"An agent was appointed to a board of an organization and noted that they had their customers sign off on 3-4 pages of disclaimers. He was putting together a sheet for his agency’s use and wondered if you would have someone to look over these to see if you have any further suggestions. I have attached the form that he is trying to put together for your review."
There is no question that some disclaimers can be helpful, ranging from disclaimers when placing business with an E&S carrier to "disclaimers" along the lines of coverage declinations. But it's possible to accomplish much the same purpose for a variety of situations by using coverage checklists that might come across as more positive and certainly more comprehensive. Below are some VU faculty suggestions.
There are some simple sample checklists on the VU. Go to the VU home page and log in, then on the left side under "QuickLinks," scroll down to the Checklists section. Also, the Big "I" E&O program has a sweet deal with Rough Notes that packages their PF&M (similar to FC&S) reference materials with coverage checklists and many other products at an extraordinary low price.

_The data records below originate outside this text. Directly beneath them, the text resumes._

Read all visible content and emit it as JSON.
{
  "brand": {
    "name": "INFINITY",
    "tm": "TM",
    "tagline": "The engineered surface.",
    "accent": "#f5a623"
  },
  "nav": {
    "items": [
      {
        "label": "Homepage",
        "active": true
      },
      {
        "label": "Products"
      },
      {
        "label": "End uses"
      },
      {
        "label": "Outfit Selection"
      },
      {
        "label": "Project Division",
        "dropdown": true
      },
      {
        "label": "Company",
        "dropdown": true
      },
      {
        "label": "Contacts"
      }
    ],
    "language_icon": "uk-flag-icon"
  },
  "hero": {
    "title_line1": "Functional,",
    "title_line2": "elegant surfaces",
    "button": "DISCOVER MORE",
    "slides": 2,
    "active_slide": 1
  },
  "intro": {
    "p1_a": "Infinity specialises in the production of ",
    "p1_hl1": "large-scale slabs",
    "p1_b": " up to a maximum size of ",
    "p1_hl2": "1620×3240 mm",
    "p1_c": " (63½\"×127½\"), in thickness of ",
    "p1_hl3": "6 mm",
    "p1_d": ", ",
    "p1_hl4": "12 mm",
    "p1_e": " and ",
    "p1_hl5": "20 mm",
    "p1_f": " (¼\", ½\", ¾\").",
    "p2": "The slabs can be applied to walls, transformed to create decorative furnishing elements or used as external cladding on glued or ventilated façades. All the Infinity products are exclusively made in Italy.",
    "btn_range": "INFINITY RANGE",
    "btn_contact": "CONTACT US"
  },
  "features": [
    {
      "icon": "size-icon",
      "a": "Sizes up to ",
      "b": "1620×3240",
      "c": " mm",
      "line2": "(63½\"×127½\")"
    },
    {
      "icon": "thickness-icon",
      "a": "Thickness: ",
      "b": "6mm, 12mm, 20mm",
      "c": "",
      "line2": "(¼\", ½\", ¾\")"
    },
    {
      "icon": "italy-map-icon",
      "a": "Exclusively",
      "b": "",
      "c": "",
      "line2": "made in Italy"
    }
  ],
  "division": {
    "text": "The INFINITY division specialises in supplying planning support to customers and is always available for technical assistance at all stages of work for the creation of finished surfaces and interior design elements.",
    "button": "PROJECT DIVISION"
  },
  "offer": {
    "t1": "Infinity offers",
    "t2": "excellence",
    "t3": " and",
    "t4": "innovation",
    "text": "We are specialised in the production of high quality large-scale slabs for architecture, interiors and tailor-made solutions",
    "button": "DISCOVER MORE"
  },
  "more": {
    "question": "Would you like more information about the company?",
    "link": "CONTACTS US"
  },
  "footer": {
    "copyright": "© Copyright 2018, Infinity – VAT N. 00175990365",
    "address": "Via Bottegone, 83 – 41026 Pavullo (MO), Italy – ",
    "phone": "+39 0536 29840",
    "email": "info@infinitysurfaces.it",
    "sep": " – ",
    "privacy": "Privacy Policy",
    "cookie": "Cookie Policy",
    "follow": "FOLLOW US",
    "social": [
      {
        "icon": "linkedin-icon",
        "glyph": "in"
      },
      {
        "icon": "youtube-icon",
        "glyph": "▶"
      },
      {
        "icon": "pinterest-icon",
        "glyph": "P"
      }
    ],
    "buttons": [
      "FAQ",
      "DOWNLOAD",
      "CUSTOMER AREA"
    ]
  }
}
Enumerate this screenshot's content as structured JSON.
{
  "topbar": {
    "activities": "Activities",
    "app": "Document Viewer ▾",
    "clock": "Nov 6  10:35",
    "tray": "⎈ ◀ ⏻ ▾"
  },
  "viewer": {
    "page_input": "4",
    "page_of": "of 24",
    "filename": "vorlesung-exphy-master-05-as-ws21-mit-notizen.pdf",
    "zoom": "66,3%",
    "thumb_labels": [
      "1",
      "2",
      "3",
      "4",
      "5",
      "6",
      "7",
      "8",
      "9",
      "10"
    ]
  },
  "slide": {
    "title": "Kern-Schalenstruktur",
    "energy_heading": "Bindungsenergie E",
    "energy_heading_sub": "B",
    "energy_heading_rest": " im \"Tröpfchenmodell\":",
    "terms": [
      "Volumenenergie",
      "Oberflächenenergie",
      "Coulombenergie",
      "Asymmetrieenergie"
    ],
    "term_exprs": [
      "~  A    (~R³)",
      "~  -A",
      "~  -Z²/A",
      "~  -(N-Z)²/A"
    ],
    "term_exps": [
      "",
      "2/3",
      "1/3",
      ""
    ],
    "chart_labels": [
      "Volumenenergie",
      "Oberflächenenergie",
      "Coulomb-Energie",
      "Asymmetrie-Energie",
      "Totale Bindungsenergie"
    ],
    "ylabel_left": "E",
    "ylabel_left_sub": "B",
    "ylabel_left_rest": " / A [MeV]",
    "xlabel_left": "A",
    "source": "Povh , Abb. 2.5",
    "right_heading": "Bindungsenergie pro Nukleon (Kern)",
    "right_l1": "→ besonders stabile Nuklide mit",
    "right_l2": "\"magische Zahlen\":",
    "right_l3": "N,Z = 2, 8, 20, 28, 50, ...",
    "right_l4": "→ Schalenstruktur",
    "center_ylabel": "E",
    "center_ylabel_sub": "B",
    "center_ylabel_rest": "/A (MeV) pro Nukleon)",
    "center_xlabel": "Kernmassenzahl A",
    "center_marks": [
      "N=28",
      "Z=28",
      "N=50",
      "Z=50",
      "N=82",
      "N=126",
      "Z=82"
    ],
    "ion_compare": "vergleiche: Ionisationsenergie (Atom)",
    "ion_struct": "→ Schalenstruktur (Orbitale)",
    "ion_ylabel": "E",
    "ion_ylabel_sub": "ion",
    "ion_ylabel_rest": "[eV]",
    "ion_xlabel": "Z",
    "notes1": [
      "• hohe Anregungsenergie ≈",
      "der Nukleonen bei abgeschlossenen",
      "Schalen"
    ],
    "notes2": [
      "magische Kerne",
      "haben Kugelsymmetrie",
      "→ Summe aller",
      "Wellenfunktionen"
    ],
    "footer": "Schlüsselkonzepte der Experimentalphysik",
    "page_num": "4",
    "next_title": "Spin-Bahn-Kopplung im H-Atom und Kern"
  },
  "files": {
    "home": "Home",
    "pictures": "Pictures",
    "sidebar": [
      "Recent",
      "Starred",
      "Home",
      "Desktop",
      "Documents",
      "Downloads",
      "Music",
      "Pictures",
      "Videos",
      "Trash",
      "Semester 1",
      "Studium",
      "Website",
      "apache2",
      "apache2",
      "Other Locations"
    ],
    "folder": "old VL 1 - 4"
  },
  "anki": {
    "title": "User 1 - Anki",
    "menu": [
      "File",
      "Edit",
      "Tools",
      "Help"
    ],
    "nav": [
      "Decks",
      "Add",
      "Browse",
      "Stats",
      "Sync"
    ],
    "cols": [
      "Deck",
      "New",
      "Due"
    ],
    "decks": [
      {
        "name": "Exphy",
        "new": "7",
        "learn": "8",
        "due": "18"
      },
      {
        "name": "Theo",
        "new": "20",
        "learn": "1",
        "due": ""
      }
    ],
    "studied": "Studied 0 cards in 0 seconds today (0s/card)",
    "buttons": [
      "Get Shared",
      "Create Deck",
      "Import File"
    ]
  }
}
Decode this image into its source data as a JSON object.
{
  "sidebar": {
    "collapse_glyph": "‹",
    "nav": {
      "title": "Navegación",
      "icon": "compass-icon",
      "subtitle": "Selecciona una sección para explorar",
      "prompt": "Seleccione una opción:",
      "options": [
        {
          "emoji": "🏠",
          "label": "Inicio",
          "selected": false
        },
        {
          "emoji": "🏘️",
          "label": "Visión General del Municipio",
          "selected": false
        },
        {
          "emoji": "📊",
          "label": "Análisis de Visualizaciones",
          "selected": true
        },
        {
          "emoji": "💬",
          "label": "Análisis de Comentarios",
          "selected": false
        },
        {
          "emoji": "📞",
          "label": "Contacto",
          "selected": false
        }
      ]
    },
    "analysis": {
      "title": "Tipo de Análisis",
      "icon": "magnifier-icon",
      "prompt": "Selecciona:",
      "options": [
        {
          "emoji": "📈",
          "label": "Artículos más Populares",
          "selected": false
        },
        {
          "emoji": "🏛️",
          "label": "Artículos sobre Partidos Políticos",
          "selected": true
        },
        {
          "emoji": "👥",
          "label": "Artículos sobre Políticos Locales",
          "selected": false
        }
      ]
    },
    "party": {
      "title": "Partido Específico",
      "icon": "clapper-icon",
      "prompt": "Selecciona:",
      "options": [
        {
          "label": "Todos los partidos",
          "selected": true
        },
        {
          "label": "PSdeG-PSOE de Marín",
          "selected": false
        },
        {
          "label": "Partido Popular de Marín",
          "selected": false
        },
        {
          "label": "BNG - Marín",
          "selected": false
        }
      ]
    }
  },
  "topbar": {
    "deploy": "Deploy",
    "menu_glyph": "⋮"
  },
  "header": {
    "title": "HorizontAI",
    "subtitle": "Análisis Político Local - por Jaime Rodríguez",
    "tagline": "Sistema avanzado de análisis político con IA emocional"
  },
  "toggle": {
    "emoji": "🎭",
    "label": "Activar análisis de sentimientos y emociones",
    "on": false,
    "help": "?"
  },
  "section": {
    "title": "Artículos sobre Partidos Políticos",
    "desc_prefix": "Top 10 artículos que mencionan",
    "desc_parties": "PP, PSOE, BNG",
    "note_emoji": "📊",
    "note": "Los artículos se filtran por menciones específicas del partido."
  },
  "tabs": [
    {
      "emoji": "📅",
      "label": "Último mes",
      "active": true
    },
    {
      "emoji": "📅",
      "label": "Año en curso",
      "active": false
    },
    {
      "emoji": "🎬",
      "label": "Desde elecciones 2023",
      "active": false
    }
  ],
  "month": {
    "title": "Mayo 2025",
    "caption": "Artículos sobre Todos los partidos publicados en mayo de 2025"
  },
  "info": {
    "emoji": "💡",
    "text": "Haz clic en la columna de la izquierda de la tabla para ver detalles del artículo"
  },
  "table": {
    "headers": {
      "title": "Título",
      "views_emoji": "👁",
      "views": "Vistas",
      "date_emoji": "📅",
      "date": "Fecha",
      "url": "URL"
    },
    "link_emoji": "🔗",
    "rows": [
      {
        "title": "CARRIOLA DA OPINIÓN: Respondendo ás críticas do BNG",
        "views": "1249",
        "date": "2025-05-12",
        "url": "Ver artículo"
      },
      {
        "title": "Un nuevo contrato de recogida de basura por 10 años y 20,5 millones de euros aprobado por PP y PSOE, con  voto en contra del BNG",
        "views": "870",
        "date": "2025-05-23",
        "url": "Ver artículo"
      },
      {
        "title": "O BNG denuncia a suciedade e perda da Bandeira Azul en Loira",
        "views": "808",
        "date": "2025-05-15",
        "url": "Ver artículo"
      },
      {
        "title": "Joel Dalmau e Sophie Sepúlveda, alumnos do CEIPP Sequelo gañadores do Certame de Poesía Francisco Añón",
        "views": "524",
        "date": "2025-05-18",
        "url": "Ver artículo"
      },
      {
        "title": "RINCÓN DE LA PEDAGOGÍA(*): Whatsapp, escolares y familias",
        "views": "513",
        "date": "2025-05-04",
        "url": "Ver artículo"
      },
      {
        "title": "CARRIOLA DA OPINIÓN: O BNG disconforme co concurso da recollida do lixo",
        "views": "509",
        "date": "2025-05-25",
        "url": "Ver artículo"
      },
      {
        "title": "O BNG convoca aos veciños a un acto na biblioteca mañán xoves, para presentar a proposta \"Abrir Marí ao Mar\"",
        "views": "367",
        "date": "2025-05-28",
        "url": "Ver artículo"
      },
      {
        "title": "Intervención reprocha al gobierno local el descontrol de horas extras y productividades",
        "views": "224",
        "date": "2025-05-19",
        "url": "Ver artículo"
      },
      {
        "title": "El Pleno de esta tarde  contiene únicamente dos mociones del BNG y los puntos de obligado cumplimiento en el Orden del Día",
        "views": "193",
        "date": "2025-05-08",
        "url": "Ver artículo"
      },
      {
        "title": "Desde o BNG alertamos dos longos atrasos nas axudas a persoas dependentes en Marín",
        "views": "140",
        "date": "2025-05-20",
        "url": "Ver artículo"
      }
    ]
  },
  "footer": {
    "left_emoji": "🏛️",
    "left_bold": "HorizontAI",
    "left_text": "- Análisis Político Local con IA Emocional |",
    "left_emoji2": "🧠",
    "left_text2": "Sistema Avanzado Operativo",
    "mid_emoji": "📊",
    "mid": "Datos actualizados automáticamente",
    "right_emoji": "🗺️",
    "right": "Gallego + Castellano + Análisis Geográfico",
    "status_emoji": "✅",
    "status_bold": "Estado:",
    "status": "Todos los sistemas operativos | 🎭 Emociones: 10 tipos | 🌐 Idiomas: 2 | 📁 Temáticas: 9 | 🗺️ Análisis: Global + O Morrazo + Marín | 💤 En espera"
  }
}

I would much prefer a good coverage checklist. This disclaimer list only shotguns a few isolated issues and, even in the points raised, isn't completely accurate. (Examples: 1. Last sentence in the General Liability section: "I understand it only provides liability coverage for my operations as explained to me." 2. In the last item on Comp and Collision, I have never heard of there being a coinsurance clause; also, the comment about how the valuation methods apply isn't correct - Stated Amount would not come into play in the unendorsed BAP/PAP.) Bottom line: I would describe this document as Plaintiff's Exhibit #1.
The form is about a thousand pages too short. To provide absolute protection against E&O, the client needs to sign off on a lot more things.
Even if you create a checklist that includes everything in the universe, having the client sign off still won't prevent an E&O lawsuit. There are dozens of things that can allow the plaintiff's attorney to sidestep this device.
Although it might make sense to have a client sign off onone or two important items, adding more items doesn't necessarily add more protection. By making the list longer and more legalistic you fall into the trick many of us have seen in E&O cases: "The agent shoved a bunch of papers at me and said I should sign. They were very complicated and I didn't understand them...."
There's a place for checklists (pilots and surgeons use them all the time), but I'm not convinced that sign-off sheets like this do any good. One man's opinion.
I think the problem with checklists like this is that by listing some items, but not all possible items, the failure to capture a particular item can lead to problems if that becomes a contested point between the insured and the insurer. I’d create a document that includes just the issues discussed with that particular customer, and indicate the disposition of those items only, such as whether insurance was provided or declined, and any options accepted or rejected.
The issue of rejecting mandated Workers’ Compensation coverage should be handled in a letter as a single issue, not as an item on a checklist, in my opinion.
Since it is the case that even people who make really poor decisions need insurance, I don’t think a customer’s decision not to carry Workers’ Compensation should be a bar to an agent providing other insurance products.
Try this as a starting point:
Why reinvent the wheel?!
The document would be an exhibit in the E&O complaint. It is not possible to put together such a document to cover all the 1000's of scenarios associated with risk transference. A good friend of ours often points to the use of checklists. One of the best we have seen is the PS4 product and IRMI also publishes a checklist product.
This seems to be a great CYA as long as it is read.
I wouldn't add anything except: "I read and write the English language or this document has been read to me in a language I understand."
I guess that asking insureds to certify they are choosing not to purchase workers' comp coverage, while indicating the circumstances under which they are required to do so, is not any more dangerous than asking them to certify anything else in terms of coverage. They may want to provide the item available at http://tinyurl.com/24dp342 just as an additional way to "paper the file."
Then again, this kind of document seems generally to be a bit risky to me: what if they have forgotten to get certification of something that should have been discussed? I think it might be better to document the insured's refusal of only very specific recommendations made by the producer.
I’m inferring they would elect not to carry because they don’t have employees at the current time, so would not be subject to WC statute. However, you are correct to question why an agent would want to do business with anyone that doesn’t carry WC when they should. In my state, it is a Class D felony to not carry WC when you should, although I have yet to hear of anyone going to jail because of this. Of course, after the felony statute passed approximately 20 years ago, I haven’t seen anyone fail to carry WC when they should.
From an E&O perspective, I really don’t like disclaimer lists such as this. The real issue is not what you put in; it is what you left out. Let the policies speak for themselves. A general disclaimer and an admonition to the insured to “read your policies” is fine. Going beyond that is inviting trouble. Insureds still have a duty to read and be generally familiar with what is in their insurance policies. Having said that, I’m a big believer in fact finding (coverage) checklists. Several of the items on the attached review could readily be incorporated into a coverage checklist if not already there.
Have you checked out the VERY inexpensive Virtual Risk Consultant package (coverage analysis, checklists, and much more) that is available to Swiss Re E&O policyholders?
Check it out: http://tinyurl.com/2gyz835